They are mad enough to put on very good live music acts. Maybe its only once a month but its keeping something alive which is on the brink of becoming extinct.

To add to my spring like insanity we decided to invite our grandkids along to see what they thought of it. I was surprised on several levels because one, they agreed to come and two they actually looked like they enjoyed it. Apart from one complaint that they couldn’t hear what each other were talking about.

So here is my question to all of you thirty / forty somethings out in suburbia when did your kids last go to a live band playing live music. Now I am not counting Karaoke, I mean real people playing real instruments and singing without the aid of auto tuning. I suspect not many.

Now I am not trying to sound righteous or superior and I admit at your age I was that busy paying the mortgage that I didn’t have the time or money to partake in such activities. But to watching young people’s faces whilst listening to a band who are playing songs they have only heard on the radio is magical. Its an expression which is a mixture of recognition and the fact that it doesn’t quite sound the same but in the words of my 10 year old granddaughter, “its very loud but brilliant”.

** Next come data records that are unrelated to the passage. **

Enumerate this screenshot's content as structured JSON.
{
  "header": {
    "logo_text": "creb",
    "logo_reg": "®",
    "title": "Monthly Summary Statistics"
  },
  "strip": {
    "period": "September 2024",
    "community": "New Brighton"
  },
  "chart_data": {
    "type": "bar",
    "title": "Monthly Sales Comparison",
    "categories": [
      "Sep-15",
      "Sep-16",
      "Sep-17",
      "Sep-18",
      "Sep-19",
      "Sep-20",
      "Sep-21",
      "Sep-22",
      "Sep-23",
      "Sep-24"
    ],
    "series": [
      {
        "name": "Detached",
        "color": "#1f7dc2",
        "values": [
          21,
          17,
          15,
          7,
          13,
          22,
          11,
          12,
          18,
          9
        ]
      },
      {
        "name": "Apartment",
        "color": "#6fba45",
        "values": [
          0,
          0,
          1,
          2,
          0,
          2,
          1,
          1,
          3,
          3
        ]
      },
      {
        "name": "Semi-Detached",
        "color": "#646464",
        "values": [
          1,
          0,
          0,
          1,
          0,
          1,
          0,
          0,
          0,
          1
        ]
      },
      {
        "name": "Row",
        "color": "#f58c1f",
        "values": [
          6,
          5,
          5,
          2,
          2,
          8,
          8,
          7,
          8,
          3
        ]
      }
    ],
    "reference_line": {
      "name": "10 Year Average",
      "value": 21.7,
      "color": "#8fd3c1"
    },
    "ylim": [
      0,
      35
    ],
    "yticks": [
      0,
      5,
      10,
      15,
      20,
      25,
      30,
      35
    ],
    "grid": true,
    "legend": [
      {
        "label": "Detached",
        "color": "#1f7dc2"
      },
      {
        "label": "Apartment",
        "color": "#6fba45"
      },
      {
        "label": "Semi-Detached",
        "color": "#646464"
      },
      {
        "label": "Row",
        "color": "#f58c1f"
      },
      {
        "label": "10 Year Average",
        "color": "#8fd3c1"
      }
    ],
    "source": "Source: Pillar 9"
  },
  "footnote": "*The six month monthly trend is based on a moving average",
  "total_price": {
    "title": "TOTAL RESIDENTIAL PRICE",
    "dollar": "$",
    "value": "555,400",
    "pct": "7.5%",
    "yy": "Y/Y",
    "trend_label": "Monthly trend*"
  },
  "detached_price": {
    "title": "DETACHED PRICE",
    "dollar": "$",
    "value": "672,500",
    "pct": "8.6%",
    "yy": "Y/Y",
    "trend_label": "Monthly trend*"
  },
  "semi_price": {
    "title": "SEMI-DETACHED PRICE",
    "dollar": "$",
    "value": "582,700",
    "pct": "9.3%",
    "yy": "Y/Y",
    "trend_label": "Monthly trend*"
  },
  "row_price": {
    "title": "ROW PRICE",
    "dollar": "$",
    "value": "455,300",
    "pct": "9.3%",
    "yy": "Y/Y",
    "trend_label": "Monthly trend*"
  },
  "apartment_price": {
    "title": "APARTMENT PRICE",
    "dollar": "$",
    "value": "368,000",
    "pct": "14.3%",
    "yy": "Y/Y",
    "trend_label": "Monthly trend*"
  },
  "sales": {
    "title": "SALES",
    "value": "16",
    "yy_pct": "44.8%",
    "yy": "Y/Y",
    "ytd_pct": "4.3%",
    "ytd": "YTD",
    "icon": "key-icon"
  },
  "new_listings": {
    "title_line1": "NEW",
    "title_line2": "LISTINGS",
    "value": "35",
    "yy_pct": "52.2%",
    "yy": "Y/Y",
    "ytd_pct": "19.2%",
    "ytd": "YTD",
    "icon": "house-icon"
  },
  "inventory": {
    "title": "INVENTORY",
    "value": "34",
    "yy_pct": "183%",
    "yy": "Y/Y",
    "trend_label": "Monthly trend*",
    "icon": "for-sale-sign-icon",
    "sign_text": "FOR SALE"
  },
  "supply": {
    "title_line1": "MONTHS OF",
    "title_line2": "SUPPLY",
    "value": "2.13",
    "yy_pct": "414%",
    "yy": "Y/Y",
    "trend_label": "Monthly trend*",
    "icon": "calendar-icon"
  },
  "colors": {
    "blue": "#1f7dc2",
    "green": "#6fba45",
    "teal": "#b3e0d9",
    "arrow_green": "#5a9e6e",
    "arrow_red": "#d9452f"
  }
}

Whilst in-between sets I now realise I am now beginning to sound like my Dad, I was remonstrating with another grumpy northern bloke that when we were young you could go out any night of the week and listen to a live band and it was nothing special.

How little did we know that in the space of thirty years it would no longer be the norm but a treat to be savoured whenever the opportunity arose.

So here is my request to everyone. Just think what activities you enjoyed when you were young. Try to give your children or grandchildren the chance to have the experiences you enjoyed as a kid. Mine include running down a beach trying to fly a kite, the magic of listening to a band who for that moment in time gave you a feeling like nothing you have ever felt before, the magic feeling that sends shivers down your spine.

Putting it simply give them a chance to live in the moment, experience what we have taken for granted and unfortunately let disappear from our lives, because one thing I have learned is that once it has gone, it has gone forever.